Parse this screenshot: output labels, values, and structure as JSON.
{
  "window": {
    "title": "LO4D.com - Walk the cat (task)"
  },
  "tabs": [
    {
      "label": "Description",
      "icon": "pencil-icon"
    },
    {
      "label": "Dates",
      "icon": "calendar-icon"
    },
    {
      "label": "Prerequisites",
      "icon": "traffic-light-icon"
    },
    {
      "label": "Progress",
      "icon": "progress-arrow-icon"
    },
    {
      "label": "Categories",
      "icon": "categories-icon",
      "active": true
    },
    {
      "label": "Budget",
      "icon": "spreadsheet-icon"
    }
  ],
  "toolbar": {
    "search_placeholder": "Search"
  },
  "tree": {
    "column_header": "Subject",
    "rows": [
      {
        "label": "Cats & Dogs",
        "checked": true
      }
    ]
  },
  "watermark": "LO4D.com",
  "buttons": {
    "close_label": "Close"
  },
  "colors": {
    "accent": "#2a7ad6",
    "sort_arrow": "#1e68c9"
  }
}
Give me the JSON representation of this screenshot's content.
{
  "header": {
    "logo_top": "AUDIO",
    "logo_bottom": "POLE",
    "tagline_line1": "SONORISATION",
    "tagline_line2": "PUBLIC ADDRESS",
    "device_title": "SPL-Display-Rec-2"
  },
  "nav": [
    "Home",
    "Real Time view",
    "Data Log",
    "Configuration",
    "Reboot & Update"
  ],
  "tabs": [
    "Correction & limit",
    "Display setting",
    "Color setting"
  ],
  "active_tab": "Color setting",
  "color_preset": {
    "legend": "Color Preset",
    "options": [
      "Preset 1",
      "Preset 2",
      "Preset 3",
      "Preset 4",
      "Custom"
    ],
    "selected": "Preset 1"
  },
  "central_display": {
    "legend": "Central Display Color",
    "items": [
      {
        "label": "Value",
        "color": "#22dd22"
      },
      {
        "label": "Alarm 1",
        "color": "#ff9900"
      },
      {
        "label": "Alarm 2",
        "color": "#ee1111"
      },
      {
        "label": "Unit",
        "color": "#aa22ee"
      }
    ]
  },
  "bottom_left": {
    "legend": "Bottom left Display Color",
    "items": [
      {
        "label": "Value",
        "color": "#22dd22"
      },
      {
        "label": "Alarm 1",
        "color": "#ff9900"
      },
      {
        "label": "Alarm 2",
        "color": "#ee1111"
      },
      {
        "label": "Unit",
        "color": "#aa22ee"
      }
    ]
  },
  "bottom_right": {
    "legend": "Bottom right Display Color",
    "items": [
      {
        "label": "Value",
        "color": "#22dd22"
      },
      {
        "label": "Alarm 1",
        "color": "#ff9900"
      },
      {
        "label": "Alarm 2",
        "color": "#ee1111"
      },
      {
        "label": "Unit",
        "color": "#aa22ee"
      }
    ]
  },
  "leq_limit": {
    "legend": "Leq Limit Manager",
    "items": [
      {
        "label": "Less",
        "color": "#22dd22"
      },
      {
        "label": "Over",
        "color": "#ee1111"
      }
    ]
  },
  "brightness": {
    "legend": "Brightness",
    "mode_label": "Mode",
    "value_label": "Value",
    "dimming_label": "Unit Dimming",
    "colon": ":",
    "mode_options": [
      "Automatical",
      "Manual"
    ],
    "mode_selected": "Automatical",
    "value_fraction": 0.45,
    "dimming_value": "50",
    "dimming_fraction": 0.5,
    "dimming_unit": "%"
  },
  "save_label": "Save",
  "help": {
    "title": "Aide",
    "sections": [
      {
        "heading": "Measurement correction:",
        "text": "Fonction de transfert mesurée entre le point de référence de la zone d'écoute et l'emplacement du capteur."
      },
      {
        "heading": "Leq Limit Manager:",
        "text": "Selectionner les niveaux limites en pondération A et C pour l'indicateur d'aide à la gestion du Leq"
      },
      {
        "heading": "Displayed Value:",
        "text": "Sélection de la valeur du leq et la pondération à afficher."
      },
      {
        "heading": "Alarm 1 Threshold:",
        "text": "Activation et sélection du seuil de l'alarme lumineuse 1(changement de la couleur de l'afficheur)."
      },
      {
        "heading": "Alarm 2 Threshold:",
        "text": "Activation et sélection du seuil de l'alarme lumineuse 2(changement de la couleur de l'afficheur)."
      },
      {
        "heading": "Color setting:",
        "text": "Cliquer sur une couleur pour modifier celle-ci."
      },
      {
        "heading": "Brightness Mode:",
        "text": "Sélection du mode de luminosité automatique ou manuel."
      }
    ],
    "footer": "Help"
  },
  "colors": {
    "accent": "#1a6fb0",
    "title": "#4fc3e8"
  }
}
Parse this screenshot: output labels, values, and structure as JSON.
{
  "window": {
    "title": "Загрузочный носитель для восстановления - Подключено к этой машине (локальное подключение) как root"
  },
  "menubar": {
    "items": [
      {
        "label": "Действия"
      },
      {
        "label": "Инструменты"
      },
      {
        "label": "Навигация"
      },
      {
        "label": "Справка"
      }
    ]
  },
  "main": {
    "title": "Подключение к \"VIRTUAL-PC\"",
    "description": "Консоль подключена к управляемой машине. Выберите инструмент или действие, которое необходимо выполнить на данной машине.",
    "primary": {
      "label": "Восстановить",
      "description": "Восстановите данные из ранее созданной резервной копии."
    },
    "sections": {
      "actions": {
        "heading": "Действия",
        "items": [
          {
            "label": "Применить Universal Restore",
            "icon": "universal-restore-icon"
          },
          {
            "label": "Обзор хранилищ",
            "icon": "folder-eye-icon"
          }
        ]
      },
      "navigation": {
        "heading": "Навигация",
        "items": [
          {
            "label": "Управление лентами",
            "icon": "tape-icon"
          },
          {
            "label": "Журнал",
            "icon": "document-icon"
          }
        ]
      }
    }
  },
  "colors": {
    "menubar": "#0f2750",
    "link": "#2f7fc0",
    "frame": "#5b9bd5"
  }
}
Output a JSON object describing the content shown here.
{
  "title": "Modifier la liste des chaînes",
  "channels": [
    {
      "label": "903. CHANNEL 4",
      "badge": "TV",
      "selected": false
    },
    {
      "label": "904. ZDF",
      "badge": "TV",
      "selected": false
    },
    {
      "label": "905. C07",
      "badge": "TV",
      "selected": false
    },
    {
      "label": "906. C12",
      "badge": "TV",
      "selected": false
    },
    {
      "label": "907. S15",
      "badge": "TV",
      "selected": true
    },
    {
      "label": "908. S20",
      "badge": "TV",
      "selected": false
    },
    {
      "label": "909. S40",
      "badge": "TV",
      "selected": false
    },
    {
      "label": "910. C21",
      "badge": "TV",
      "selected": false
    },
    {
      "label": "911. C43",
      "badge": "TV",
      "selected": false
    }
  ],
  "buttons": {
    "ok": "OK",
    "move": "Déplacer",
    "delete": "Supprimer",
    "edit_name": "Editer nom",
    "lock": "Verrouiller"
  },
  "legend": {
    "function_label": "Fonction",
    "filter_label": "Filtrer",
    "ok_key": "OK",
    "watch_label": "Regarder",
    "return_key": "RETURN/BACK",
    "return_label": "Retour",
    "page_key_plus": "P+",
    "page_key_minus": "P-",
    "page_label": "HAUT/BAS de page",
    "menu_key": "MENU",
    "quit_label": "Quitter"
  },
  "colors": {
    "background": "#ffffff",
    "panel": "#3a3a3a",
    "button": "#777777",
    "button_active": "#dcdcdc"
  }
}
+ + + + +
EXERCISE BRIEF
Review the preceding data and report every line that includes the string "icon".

EXERCISE RESPONSE
      "icon": "pencil-icon"
      "icon": "calendar-icon"
      "icon": "traffic-light-icon"
      "icon": "progress-arrow-icon"
      "icon": "categories-icon",
      "icon": "spreadsheet-icon"
            "icon": "universal-restore-icon"
            "icon": "folder-eye-icon"
            "icon": "tape-icon"
            "icon": "document-icon"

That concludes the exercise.